On Thursday, April 12, upperclassmen spent their third and fourth periods watching a simulation of an impaired driving accident.  Participating in the mock crash were several fellow classmates who played the role of victims, injured or dead, and first responders.

Included below are photos from the event. An in-depth story will be available tomorrow.

Students gathered on the field near the courtyard in anticipation.


The vehicle used in the simulation is from an actual impaired driving accident.


First responders arrived at the scene and tended to the actors’ injuries.


Of those involved in the crash, there were two fatalities and numerous injuries.

Photos by Gaby Alfieri

Student Athletes Commit to College

On Wednesday, April 11 three seniors committed to continue their careers as student athletes at the collegiate level. Gabby Addams will play soccer at Carlow University, Quincy Monday will wrestle at Princeton University and Penny Newall will play volleyball at Bryn Mawr College.

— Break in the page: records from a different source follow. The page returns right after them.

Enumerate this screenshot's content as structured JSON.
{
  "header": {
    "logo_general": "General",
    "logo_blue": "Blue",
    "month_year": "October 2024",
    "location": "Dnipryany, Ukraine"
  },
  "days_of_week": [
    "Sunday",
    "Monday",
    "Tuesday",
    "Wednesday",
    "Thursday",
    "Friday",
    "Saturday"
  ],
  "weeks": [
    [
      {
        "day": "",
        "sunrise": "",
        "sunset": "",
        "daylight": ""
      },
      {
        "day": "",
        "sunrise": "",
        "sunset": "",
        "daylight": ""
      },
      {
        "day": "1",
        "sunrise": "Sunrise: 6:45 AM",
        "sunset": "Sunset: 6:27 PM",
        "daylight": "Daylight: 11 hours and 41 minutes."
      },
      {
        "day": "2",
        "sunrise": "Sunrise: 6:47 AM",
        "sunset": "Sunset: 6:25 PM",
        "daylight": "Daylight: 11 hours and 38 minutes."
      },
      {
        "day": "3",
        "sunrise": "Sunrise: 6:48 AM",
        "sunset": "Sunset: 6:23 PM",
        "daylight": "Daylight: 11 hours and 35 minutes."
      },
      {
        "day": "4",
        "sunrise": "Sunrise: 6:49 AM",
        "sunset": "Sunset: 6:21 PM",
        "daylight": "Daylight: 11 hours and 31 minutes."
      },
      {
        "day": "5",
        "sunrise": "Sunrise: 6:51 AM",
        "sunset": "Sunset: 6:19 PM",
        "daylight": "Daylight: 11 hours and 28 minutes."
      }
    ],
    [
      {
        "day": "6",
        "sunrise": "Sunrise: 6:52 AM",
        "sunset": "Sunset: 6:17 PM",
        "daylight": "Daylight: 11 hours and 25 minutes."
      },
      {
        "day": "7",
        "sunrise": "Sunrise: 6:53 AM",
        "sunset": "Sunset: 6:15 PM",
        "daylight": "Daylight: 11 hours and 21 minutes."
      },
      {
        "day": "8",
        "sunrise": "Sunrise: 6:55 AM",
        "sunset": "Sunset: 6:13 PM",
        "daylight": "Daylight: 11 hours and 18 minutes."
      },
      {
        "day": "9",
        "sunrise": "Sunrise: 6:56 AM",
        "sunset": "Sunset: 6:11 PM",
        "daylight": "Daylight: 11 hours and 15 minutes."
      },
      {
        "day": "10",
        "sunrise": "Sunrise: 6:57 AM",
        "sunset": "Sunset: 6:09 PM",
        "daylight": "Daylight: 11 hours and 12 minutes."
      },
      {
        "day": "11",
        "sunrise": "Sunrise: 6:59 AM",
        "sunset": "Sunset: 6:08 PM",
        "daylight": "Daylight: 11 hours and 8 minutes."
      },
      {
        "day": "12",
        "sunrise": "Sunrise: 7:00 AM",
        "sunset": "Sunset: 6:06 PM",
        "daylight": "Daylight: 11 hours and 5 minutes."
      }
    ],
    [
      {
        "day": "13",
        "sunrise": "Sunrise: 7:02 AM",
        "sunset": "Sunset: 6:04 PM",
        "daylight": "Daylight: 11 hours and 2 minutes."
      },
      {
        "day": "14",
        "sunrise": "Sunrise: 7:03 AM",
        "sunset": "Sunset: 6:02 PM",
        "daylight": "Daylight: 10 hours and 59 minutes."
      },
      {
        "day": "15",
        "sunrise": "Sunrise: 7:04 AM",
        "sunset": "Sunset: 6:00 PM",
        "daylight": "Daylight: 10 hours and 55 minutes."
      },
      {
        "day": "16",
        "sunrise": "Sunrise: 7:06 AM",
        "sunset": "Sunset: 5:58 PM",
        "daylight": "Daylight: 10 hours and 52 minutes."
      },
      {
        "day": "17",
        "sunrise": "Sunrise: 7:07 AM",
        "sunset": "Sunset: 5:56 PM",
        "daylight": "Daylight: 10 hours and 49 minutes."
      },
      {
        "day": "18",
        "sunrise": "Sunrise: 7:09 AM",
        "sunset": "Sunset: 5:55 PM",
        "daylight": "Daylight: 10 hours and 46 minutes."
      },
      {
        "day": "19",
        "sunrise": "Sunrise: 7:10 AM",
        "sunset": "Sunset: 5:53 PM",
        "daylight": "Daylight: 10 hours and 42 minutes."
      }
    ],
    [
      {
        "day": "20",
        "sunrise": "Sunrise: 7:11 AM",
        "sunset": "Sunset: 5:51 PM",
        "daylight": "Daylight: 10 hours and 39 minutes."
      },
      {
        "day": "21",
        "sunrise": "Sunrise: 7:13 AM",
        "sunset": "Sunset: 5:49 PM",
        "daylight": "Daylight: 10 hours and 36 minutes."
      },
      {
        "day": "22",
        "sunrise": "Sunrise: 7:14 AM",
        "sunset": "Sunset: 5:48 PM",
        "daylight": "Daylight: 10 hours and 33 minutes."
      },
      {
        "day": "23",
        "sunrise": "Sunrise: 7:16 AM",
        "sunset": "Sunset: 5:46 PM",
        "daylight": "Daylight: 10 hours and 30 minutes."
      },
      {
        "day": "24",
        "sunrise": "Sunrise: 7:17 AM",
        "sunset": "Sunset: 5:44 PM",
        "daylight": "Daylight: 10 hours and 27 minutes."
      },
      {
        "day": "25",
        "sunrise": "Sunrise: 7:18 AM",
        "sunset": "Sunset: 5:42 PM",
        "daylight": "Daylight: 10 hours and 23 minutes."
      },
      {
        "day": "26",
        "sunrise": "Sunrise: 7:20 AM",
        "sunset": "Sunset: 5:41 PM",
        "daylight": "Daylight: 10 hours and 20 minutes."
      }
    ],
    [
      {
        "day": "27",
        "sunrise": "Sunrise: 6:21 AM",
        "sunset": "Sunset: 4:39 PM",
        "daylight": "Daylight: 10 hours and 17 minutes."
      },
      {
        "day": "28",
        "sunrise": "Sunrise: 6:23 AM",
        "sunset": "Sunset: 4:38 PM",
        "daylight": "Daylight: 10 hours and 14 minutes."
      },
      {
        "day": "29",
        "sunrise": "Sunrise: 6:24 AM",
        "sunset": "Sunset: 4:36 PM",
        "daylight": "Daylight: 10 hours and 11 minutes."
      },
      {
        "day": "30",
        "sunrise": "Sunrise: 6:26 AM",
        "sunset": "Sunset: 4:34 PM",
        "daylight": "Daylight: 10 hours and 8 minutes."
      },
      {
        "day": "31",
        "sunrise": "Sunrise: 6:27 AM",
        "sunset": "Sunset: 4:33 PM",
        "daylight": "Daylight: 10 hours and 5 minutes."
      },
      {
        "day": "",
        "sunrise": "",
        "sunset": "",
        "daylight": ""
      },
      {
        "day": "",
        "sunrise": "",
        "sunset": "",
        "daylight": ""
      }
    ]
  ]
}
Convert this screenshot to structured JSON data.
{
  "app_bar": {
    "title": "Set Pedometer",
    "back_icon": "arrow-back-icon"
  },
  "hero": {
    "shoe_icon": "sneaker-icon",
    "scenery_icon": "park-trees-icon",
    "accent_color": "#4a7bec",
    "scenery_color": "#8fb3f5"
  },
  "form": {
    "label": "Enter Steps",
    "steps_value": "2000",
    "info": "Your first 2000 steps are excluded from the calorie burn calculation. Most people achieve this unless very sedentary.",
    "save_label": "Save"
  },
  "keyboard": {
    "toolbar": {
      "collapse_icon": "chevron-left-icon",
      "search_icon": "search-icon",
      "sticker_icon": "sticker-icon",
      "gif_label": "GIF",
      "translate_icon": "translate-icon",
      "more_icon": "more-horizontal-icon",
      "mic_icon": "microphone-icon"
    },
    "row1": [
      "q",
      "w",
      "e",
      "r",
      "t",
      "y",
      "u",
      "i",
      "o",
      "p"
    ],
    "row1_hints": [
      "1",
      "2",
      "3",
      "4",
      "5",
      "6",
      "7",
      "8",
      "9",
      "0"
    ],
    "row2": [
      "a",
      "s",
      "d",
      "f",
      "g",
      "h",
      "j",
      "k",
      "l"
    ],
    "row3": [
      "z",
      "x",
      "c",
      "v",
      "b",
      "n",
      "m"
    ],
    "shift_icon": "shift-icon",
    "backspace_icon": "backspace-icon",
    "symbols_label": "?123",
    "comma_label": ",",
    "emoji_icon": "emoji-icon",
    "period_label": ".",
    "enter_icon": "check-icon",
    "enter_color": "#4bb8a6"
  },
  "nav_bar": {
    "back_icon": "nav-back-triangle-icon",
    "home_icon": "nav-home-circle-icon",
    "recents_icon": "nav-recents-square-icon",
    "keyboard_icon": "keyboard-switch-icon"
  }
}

All three students were captains this year on their respective sports teams.

Gabby Addams is an Iron Jag, meaning that she participates in at least three sports a year. Addams plays soccer and basketball, runs track and is a cheerleader. She also started a club called Kickin’ it Back, which raises money for disadvantaged soccer programs.

Addams will be missed by her temmates next year.

“She’s been a key for two of our championships so far,” said women’s soccer assistant coach Catherine Duncan during the ceremony.

Quincey Monday is a four-time State Champion in wrestling: twice in Texas, once in Oklahoma and once in North Carolina. He was a member of Carrboro’s first ever State Champion wrestling team last year.

Monday has wrestled a several schools, but Carrboro has a place in his heart.

“I’ve only been here for two years, but I’m glad I got to end here at Carrboro,” said Monday.

Penny Newall coaches a CHAVC club volleyball team in her spare time. She also volunteer with the Unified Volleyball program.

Newall’s coaches and temmates alike admire her dedication to and passion for the sport.

“Every day she comes to practice she’s focused, she’s intense, she’s looking to improve,” said head volleyball coach Steve Scanga.

Addams, Monday and Newall eached thanked their families, coaches and teammates for their support over the past four years

The Jagwire wishes all the athletes success in college.

Photo by Niya Fearrington.